Assigned task -
Determine the number of lines in the following entries that hold the word "month". Give only that number.

Items from an interface collection -

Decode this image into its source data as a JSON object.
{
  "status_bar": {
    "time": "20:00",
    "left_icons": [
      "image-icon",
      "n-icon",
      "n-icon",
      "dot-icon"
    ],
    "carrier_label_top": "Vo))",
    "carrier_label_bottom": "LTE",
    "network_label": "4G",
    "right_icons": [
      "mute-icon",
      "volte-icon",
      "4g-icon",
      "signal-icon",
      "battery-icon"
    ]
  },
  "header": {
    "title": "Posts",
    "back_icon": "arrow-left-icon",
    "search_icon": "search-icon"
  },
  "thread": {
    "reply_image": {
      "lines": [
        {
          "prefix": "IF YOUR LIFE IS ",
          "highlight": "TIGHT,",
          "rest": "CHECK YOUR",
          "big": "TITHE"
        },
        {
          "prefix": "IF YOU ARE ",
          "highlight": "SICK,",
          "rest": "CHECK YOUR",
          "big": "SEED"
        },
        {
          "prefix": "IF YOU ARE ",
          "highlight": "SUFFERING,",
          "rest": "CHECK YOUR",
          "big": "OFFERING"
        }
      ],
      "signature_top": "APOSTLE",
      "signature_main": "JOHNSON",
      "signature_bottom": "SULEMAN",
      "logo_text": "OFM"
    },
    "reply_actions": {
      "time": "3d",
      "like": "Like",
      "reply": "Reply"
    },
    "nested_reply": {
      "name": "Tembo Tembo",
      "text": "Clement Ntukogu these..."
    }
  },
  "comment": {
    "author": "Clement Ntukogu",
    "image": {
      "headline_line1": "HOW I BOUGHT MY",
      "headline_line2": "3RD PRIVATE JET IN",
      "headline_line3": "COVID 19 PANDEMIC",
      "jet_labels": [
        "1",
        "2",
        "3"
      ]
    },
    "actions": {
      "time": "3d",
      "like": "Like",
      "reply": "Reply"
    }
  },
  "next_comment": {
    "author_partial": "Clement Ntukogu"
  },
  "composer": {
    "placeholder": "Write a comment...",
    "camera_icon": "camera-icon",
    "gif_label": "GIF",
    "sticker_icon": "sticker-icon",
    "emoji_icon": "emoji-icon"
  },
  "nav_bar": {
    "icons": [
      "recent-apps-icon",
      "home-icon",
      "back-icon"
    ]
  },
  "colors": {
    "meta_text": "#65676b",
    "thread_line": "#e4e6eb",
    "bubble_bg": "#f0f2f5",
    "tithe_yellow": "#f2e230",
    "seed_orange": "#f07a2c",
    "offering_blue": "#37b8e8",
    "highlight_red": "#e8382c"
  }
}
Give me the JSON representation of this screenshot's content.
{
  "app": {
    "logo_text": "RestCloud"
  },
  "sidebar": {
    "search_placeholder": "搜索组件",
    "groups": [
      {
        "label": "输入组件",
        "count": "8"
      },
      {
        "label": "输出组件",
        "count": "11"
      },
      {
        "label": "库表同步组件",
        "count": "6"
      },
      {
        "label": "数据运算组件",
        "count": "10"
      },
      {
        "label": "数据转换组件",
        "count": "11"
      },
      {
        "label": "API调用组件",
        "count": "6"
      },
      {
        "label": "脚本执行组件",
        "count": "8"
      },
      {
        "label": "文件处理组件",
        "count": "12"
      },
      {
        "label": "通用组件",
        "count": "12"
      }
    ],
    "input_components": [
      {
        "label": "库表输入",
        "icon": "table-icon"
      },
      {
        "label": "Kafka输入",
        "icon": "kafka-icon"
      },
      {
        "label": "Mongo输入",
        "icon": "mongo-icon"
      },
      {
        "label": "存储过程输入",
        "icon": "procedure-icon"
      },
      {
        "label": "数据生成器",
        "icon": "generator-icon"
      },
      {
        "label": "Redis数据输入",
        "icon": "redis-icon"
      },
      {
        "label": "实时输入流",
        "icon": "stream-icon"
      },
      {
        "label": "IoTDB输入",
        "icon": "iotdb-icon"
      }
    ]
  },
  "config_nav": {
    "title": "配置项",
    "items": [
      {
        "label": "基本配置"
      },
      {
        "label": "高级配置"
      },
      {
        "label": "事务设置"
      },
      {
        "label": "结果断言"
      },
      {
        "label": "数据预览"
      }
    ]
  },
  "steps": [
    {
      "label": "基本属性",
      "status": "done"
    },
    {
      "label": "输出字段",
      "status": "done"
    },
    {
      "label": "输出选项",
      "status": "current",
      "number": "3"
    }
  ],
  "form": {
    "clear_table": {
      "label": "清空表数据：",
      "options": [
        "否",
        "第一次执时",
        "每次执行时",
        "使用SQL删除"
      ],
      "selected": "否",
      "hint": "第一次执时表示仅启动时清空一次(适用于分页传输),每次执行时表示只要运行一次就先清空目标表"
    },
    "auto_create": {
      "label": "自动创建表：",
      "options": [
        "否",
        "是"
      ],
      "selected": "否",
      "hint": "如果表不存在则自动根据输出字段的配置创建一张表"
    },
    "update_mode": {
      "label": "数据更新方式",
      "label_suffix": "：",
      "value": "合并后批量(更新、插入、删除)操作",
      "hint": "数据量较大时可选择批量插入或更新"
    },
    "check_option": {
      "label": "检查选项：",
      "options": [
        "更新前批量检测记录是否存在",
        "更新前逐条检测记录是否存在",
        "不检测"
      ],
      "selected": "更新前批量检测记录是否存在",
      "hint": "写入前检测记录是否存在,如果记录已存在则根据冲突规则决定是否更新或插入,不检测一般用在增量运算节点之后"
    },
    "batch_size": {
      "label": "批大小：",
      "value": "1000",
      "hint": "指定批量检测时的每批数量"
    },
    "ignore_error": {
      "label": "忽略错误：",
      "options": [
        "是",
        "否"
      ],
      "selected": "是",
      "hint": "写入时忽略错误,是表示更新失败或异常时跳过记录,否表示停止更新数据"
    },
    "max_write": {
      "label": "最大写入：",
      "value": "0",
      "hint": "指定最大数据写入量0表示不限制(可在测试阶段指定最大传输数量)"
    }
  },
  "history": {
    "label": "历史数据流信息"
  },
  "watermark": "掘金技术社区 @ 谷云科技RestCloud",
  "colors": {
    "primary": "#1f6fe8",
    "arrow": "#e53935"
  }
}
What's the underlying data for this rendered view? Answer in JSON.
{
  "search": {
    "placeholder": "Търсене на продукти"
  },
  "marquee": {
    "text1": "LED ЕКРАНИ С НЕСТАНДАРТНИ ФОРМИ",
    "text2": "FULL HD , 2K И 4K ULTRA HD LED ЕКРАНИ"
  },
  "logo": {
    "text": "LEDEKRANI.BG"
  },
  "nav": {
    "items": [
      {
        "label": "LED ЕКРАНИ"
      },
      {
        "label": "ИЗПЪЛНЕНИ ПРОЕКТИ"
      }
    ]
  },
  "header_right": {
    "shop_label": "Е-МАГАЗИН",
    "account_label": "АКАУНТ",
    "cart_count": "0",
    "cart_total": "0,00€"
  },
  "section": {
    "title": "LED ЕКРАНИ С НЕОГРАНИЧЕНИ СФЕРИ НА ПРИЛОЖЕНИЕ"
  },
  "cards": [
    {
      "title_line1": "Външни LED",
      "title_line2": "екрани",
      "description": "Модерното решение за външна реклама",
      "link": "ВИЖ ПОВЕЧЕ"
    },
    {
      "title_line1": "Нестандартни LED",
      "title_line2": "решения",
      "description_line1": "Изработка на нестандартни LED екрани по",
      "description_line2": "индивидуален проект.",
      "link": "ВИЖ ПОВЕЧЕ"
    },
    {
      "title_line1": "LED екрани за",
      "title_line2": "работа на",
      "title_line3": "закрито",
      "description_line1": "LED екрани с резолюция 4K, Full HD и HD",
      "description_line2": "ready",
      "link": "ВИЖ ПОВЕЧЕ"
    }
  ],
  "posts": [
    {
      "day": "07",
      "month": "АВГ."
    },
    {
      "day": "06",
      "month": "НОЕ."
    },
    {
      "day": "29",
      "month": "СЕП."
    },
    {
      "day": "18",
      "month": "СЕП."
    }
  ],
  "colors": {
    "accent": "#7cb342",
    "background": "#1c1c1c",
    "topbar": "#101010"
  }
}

Expected answer -
4